Vivaldi was an accomplished violinist himself, having studied with his father, a violinist at the famous St. Mark’s cathedral in Venice. Vivaldi trained for the priesthood, taking his Holy Orders in 1703, the same year he became maestro di violino at the Pio Ospedale Pietà, an orphanage and renowned conservatory for girls in Venice. Though his later activities as a composer and impresario occasioned much travel, Vivaldi retained his association with the Pietà throughout his life and many of his instrumental works were designed for his students there.
About 1711 the Amsterdam firm of Estienne Roger issued Vivaldi’s first published set of concertos, L’estro armonico (“harmonic caprice”), op. 3, one of the most influential collections of instrumental music of the eighteenth century. The twelve concertos were composed over a period of years, probably for the Pio Ospedale Pietà. L’estro armonico was and still is prized for its wealth of originality in regard to style, form, orchestration, and concentrated rhythmic designs. Bach was among the many who were enthralled by the collection, transcribing six of the concertos for his own use and imitating Vivaldi’s rather flexible forms in his own concertos.

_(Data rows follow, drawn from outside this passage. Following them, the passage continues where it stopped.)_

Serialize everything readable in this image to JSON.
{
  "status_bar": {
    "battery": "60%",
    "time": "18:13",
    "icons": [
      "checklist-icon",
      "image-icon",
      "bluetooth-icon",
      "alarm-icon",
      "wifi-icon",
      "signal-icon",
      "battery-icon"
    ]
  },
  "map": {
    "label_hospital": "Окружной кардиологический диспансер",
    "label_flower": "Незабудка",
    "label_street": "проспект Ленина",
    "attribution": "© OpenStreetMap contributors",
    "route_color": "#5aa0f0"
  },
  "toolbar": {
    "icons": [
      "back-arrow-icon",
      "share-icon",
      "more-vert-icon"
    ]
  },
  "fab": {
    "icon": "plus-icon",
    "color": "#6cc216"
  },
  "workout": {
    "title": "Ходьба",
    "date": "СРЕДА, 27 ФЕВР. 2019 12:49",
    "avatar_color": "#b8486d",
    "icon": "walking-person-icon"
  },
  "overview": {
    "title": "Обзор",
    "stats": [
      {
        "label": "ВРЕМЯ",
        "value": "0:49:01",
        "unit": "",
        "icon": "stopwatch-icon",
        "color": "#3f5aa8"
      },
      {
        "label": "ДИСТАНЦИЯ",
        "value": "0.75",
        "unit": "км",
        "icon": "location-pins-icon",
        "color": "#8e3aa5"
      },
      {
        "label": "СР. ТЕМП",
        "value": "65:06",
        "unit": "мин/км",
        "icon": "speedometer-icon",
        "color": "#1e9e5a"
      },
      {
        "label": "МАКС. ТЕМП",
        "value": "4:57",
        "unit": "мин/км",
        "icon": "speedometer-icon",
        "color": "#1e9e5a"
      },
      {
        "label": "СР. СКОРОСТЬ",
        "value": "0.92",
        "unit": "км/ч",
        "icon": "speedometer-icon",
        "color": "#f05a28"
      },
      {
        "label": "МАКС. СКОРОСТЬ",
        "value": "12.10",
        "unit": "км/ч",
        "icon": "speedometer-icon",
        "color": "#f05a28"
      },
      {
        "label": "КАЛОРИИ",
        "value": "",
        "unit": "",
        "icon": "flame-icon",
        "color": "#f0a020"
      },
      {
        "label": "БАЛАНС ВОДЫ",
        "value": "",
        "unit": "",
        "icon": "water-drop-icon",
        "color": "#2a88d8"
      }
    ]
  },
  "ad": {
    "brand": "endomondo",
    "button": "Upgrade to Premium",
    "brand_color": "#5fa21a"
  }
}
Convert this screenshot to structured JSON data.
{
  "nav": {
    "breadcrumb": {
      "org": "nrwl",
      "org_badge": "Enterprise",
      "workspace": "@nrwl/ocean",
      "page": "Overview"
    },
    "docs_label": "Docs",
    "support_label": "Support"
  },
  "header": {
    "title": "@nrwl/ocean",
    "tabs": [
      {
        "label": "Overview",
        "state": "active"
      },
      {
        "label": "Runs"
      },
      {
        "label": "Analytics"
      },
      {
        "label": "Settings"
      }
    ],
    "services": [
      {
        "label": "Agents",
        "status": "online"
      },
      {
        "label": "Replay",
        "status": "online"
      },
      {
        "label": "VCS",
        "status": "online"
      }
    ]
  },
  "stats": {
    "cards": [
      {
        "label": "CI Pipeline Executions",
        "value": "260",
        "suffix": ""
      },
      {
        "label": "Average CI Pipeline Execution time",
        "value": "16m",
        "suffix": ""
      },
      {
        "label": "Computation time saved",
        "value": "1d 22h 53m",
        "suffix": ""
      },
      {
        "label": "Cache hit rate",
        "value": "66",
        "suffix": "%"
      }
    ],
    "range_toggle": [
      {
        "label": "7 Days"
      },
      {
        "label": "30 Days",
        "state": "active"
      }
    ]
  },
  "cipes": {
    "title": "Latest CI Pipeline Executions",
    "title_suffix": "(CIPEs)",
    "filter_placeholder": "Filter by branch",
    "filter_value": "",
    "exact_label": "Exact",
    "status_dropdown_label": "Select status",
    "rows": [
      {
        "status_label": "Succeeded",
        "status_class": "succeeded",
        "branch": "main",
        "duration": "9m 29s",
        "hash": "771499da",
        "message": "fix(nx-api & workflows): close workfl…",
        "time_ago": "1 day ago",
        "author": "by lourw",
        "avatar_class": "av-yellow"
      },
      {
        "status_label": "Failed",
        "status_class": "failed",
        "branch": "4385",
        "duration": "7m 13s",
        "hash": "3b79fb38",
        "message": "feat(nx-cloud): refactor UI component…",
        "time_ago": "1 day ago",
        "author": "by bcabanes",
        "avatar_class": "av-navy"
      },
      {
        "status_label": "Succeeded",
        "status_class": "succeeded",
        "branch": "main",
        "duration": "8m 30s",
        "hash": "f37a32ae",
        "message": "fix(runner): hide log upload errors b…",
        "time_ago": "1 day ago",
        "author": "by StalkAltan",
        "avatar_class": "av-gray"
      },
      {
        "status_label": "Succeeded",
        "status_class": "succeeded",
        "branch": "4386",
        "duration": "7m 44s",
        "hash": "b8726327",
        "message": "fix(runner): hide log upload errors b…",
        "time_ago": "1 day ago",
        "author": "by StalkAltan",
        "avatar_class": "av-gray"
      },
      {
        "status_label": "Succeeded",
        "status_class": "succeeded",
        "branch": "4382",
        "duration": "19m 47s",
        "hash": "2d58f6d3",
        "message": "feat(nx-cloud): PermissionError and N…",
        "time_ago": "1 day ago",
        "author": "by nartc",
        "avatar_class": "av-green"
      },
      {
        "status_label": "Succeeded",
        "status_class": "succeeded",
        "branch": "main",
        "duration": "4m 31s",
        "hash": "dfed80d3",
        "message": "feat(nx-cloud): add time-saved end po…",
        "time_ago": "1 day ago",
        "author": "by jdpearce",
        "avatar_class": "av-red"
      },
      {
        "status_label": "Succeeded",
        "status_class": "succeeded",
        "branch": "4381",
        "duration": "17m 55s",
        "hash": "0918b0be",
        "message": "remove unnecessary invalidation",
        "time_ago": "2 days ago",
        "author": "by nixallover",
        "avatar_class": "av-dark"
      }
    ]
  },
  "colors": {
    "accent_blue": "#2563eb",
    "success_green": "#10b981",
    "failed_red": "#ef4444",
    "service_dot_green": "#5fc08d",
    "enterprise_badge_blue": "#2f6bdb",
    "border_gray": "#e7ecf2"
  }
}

Vivaldi established the three-movement norm for concertos. He typically cast his first and last movements in ritornello form, in which periodic returns of thematic material alternate with contrasting episodes. Ritornello elements are present in the present Concerto’s first movement, but the ritornello itself is subordinate to the domination of the four soloists. Instead of opening with a typical ritornello for the full ensemble, Vivaldi introduces the major motives in two of the solo violins. The texture of the four solo parts is constantly varied, but the four soloists are never featured simultaneously; most often they play singly or in pairs.
The slow movement follows the multisection style of previous composers such as Corelli. The sections consist of a Largo featuring dotted rhythms, a Larghetto made up entirely of elaborative repeated figures—a different figure in each part—and an Adagio probably meant for a cadenza-like elaboration. The dancelike finale in 6/8 meter follows a much more clear-cut ritornello form. The first solo violin predominates, but each soloist is given an opportunity to shine.
© Jane Vial Jaffe